Wednesday, April 30, 2008

Get to know your subject and repeat visits to a location

I first started photographing these Red-Shouldered Hawks in 2005. They're wild birds that live at the US National Zoo.

My earliest encounters were the hawks hunting and working on their nest gathering sticks and branches.

Gathering Nesting Material
Red Shouldered Hawk @ DC Zoo (Free)

In Their Nest
2 Red Shouldered Hawks - In their nest

Red Shouldered Hawks Mating
Hawk Sex @ DC Zoo

By going to the zoo often, I got to know some of their habits, where they liked to hunt and hang out. One reason I think I was able to spot them regularly and not spook them off is how they've become used to the zoo's visitors and don't just fly off when a human is present.

That's not to say that you could just walk up to them and they wouldn't care, but that relative to other birds that might see a few people a day or none, these two birds saw hundreds if not thousands of people a day. These birds help to teach me about how to approach and how to not disturb wildlife. It worked out well for me because of how new I was to wildlife photography, and they were very tolerant.

For comparison, I've seen some Red-Tailed Hawks and American Kestrals at Blackwater National Wildlife Refuge, and these birds won't let you get very close at all. They see much fewer people on a daily basis, their range is probably much larger, and they have to work harder to get food. The hawks at the zoo sometimes steal food from the zoo's exhibits, where these ones have to work hard for every meal.

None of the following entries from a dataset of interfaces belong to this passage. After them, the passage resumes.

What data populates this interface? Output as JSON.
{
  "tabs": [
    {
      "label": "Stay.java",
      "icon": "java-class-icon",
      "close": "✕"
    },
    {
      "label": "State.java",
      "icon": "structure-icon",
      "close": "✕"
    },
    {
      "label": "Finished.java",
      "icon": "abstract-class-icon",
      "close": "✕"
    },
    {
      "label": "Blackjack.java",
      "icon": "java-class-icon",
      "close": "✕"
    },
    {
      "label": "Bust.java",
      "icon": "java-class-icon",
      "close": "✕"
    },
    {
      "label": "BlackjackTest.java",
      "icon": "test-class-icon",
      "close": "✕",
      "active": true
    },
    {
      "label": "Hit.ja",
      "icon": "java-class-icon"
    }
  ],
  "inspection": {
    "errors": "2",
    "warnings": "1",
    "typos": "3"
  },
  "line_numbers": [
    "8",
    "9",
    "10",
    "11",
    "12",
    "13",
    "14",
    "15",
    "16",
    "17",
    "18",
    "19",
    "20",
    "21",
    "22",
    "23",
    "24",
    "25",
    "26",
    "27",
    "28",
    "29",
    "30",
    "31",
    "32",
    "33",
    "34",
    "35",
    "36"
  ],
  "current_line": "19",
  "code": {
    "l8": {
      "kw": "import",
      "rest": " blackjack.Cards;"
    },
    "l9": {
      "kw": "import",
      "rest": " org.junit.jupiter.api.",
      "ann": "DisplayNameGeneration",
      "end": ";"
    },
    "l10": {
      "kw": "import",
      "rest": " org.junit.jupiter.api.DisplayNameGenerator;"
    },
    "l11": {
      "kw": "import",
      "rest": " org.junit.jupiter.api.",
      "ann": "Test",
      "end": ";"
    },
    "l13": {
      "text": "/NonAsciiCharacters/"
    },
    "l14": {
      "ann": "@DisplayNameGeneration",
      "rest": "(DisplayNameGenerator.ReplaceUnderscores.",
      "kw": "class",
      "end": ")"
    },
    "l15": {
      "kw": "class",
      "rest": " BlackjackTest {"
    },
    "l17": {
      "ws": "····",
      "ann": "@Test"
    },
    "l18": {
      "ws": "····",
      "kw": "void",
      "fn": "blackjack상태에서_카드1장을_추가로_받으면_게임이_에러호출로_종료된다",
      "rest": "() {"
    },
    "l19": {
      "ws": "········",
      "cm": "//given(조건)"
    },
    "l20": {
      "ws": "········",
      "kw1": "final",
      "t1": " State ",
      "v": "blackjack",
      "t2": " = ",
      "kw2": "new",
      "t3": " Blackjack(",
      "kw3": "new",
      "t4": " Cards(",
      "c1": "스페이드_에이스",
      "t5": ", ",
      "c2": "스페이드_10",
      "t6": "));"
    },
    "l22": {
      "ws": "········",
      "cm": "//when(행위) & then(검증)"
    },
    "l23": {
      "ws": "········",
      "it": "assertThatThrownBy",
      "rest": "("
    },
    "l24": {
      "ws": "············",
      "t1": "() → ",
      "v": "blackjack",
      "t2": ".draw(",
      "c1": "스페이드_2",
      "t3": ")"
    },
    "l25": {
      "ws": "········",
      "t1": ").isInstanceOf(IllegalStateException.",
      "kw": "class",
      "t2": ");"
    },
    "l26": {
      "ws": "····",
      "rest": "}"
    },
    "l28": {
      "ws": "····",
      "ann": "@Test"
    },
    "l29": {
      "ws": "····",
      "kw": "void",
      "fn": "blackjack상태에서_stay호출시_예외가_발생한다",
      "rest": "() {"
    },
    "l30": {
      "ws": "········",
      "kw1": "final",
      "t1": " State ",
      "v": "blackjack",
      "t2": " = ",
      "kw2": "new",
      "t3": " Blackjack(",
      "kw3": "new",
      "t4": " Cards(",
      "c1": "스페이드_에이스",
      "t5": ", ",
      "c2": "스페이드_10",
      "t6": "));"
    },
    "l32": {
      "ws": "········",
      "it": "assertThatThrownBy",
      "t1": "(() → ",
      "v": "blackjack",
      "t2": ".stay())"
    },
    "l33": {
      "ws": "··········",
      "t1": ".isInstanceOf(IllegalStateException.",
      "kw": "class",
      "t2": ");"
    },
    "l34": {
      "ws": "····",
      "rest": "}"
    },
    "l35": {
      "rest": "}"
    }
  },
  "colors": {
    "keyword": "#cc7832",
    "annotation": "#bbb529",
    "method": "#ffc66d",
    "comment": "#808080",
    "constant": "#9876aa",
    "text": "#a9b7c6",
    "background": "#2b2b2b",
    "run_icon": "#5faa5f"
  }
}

Since my earliest encounters with these Red-Shouldered Hawks a few years ago, I've probably seen them over 30 or 40 times. I've learned their call, and can hear them from nearly a half mile away. Sometimes finding them was easy, because for example I learned a spot they liked to roost in, like this particular tree behind the outdoor bird aviary.

Red-Shouldered Hawks *outside* Aviary

This year (2008) I got some of my favorite photos of them, and they were mating. The day I got the below images I went looking for the hawks because I knew early in the morning they might be working on their nest. When I got to the area I didn't see any hawks, so I took a few minutes to make sure my camera was setup right, and adjusted for the light, etc. Then a bit later I spotted on of the of hawks, and then shortly after that the second hawk flew by with something for the nest.

I knew it could happen, that they'd mate, and I waited. Moments later the male flew to the female and they mated for a minute or so.

Makin' Babies - Red-Shouldered Hawks

Nikon D300, 80-400mm f/4.5-5.6D VR - @400mm, ISO400, f/7, 1/400th, 0EV.

There were many days I went looking for these 2 birds and didn't see them. Other days I'd find them, but either they were too far off, or the light was drab, or nothing special happened. But by giving myself the chances, and learning some about their behavior I was able to be in the right place at the right time on multiple occasions.

I wouldn't recommend finding a bird's nest and just waiting there for the action. Nesting birds, or wildlife with babies should be respected and given some distance. That said, every animal is different and is used to different things and can cope in their own way. These hawks were so used to people, and possibly and even me in particular that I don't think I bothered or disturbed them. You'll have to use your own judgment, and try to do what you think is ok. Over time you'll gain a better base of experience to make more informed decisions from.

Get To Know Your Subjects and Repeat Visits to a Location



Tom O'B said...

Excellent essay, and great photos. It shows that to get thr ight shots you need more than just skill with the camera, though of course you need that too.

Rondeau Ric said...

Good blog, I didn't know you had one. I'll visit more in the future.

flickrfotografer said...

Wonderful series of hawk shots.

Excellent advice!!! I've been an avid bird watcher for nearly 20 years. In that time I've learned a great deal about the behavior and habitats of many species. One of these days I hope to acquire the photographic talent (and equipment) to put that knowledge to use as you have discussed in your essay. ;-)